"Over the next two or three decades you can see on-line shopping dominating. This generation will not return to the shops when they reach 50."
He said to avoid empty spaces dominating the retail landscape, some of the High Street will have to be turned into residential accommodation.
He said there may be some resistance from shopkeepers who would want to survive as individual businesses.
Part of the challenge is how you mix flats and shops virtually in the same location. Or do you actually shrink the town centre and set aside some of it for residential only?
The future of Torquay town centre has been in the spotlight recently as its master plan for the next 20 years is drawn up under the Torquay Neighbourhood Plan.
Susie Colley, chairman of the Neighbourhood Plan Forum, and her team of volunteers have spent endless hours staging public meetings before drawing up a report to get a feedback from residents. She was not over-enthused with the initial response.
She revealed over 10,000 leaflets had been distributed, but only 192 responses had come back in.
"I am truly taken aback that the residents of Torquay clearly do not give a flying jot what happens to their town," was her first reaction.
"Maybe the message has to be reinforced that folk are happy with the cemeteries being built on in the future and blocks of flats either side of the war memorial?"

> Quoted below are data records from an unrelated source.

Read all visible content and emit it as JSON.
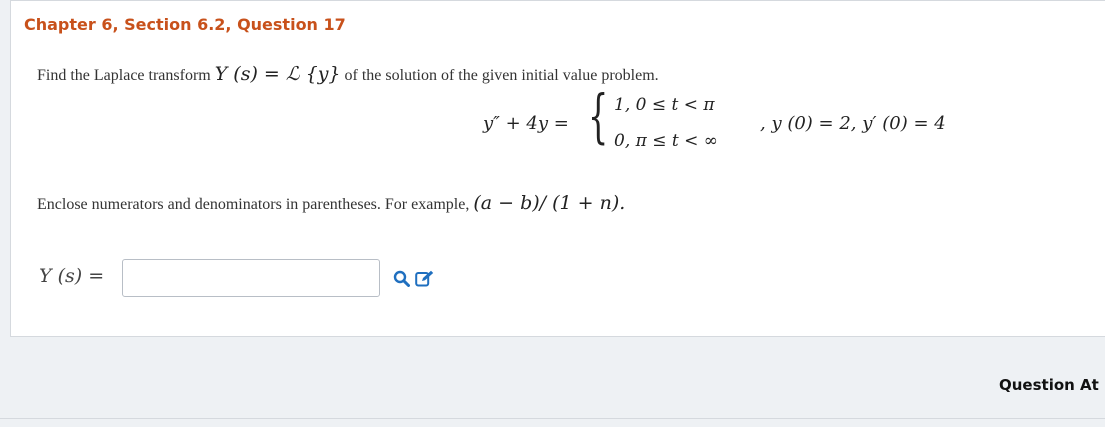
{
  "header": {
    "chapter_title": "Chapter 6, Section 6.2, Question 17"
  },
  "question": {
    "prompt_text": "Find the Laplace transform ",
    "prompt_math": "Y (s) = ℒ {y}",
    "prompt_tail": " of the solution of the given initial value problem.",
    "ode_left": "y″ + 4y =",
    "case1": "1, 0 ≤ t < π",
    "case2": "0, π ≤ t < ∞",
    "initial_conditions": ", y (0) = 2, y′ (0) = 4",
    "enclose_text": "Enclose numerators and denominators in parentheses. For example, ",
    "enclose_example": "(a − b)/ (1 + n).",
    "answer_label": "Y (s) =",
    "answer_value": ""
  },
  "icons": {
    "preview": "search-icon",
    "edit": "edit-icon"
  },
  "footer": {
    "question_attempts_label": "Question At"
  },
  "colors": {
    "accent": "#c8511b",
    "link": "#1f6fbf"
  }
}
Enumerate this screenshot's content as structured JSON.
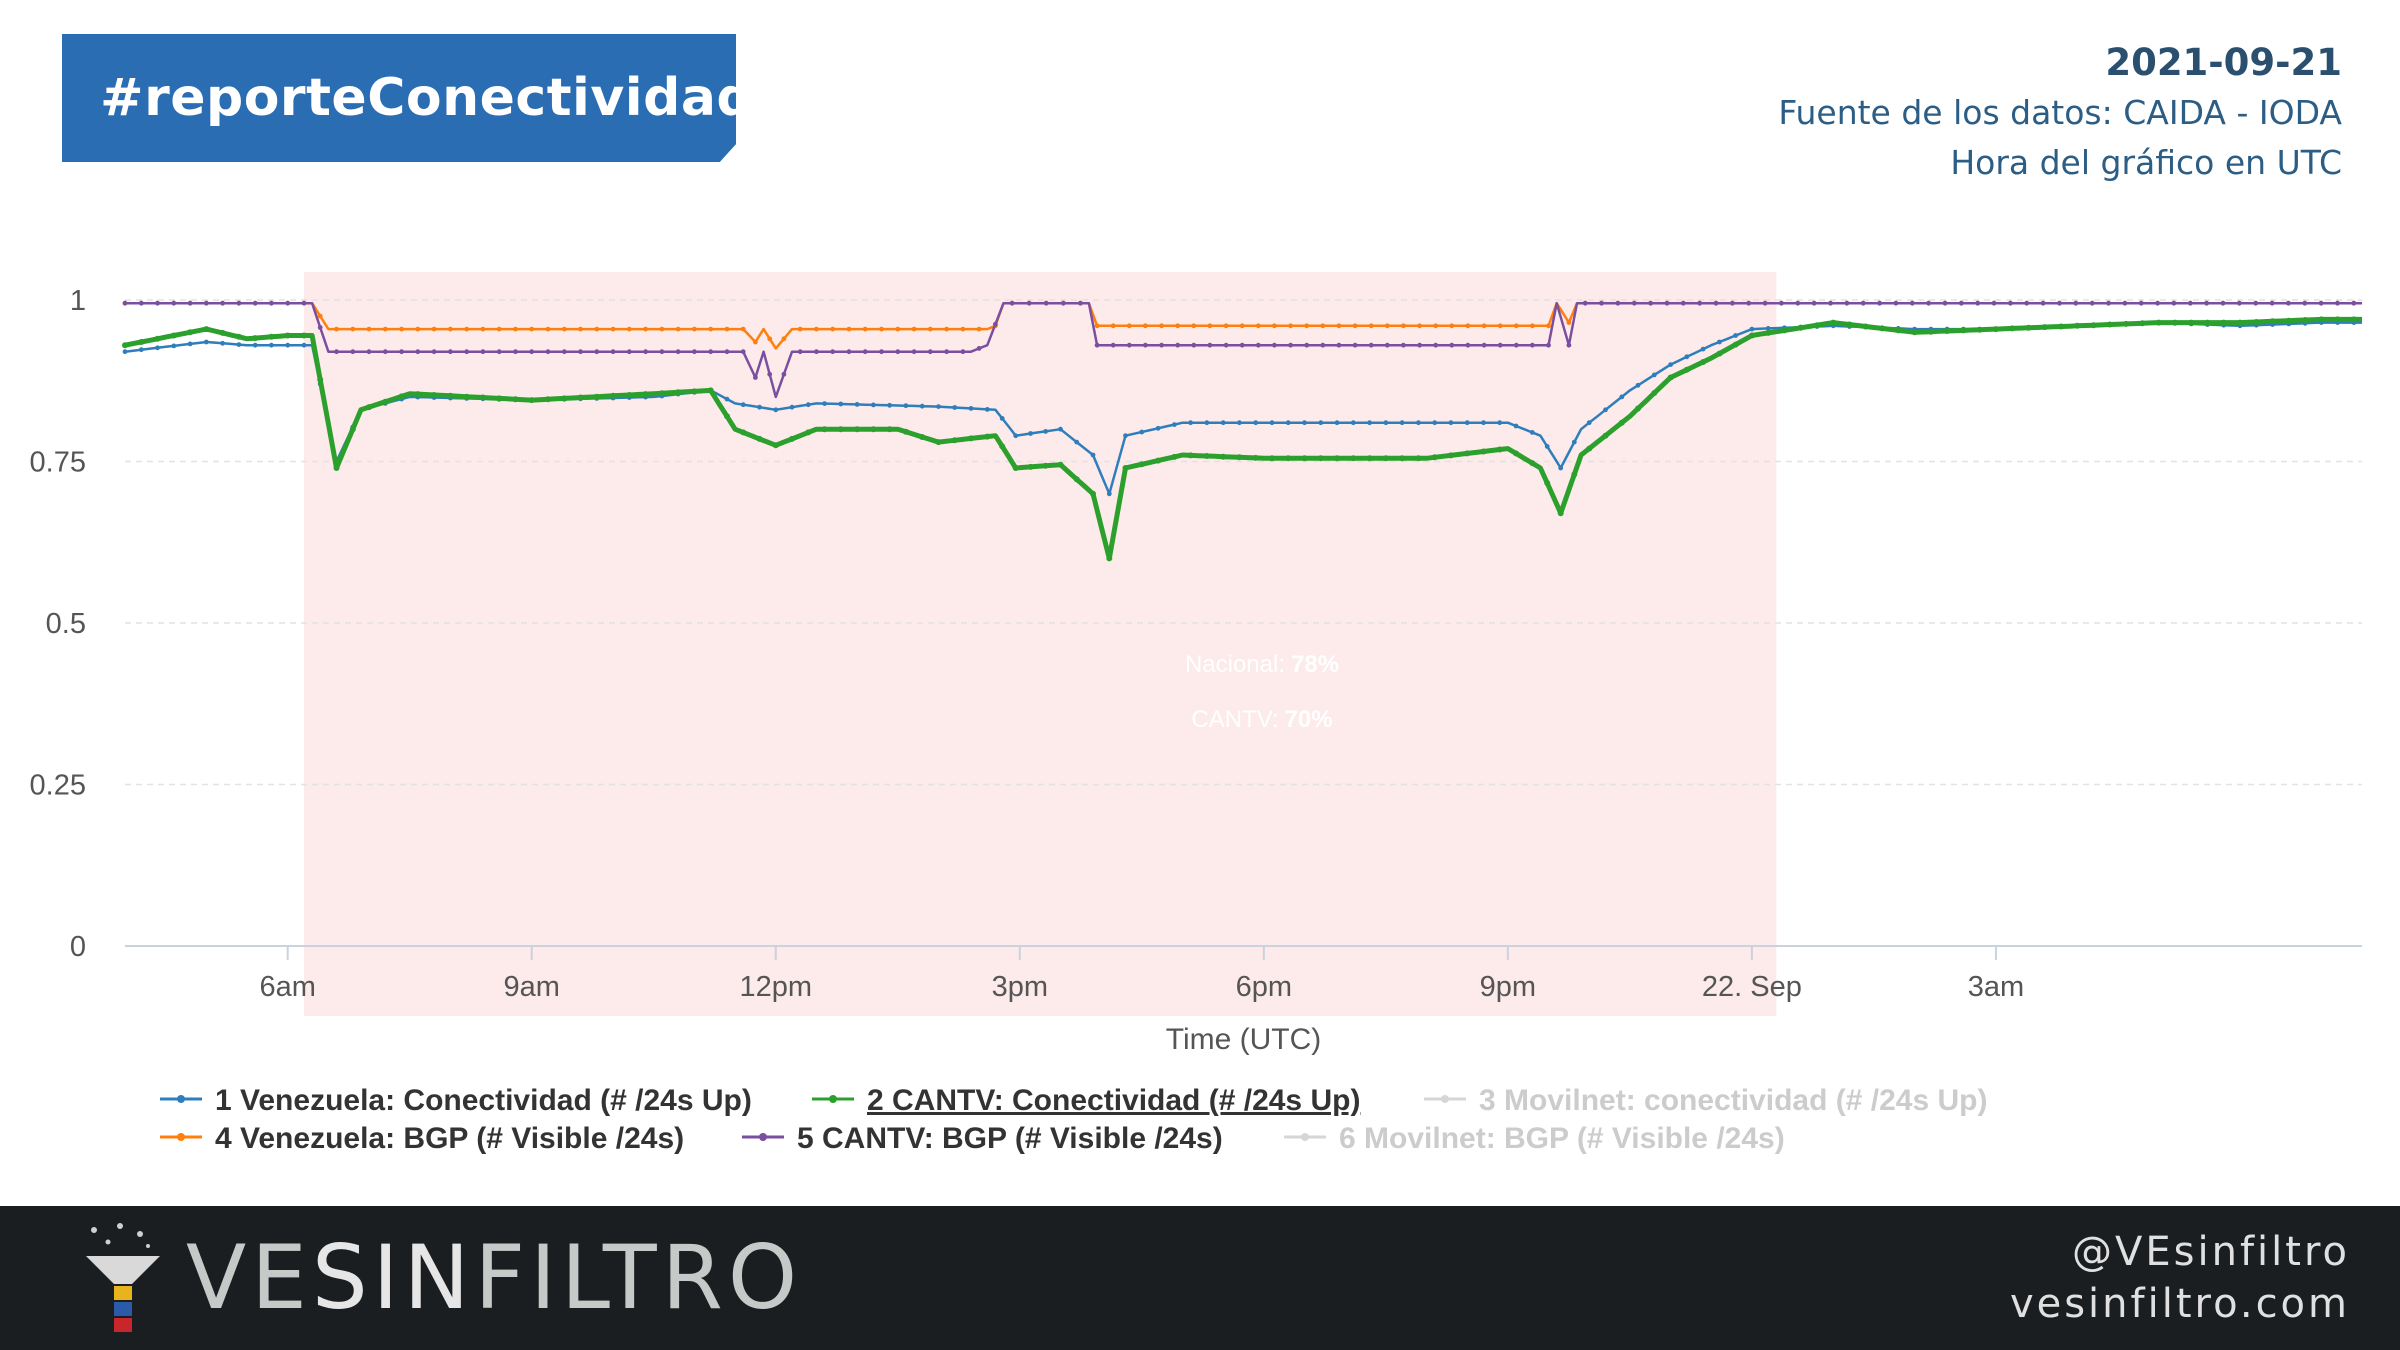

But then she warmed after a good turn-out at a subsequent meeting and a positive feedback from the Prince's Foundation after they reviewed the planning blueprint.
Susie says: "There were 60 people there. I was very encouraged. Everybody was encouraged by the Prince's Foundation report."
In fact, the foundation has told the community campaigners to be 'bolder' with their regeneration plans.
Susie says: "They are saying make things clearer — make it obvious Torre Station is on the way to the seafront. Move the station further up the line and have the traffic coming straight down into town and straight through Torre."
Yep, big, bold moves and a blank sheet of paper are what we need to breathe new life into our town centres and shopping areas before the life support machine is switched off.
It looks as if council officers are putting great emphasis on the town hall plan.
They were keen to protect the potential development and that's why they wanted the Morrisons store plan for Babbacombe turned down as it was seen as a threat, but is that being 'big and bold?' What about the jobs it would have created?
Then we have the Tesco mess in Brixham where the town council has thrown out a £20million store plan which would have also provided work for many more.
It just seems that as soon as the door is gently opened to a developer it is then firmly slammed in their face.
As Susie Colley says: "Why does everybody say 'you cannot do it'"
If we are not careful we will be left with a 'will the last one out please switch off the light' scenario. Time is not on our side.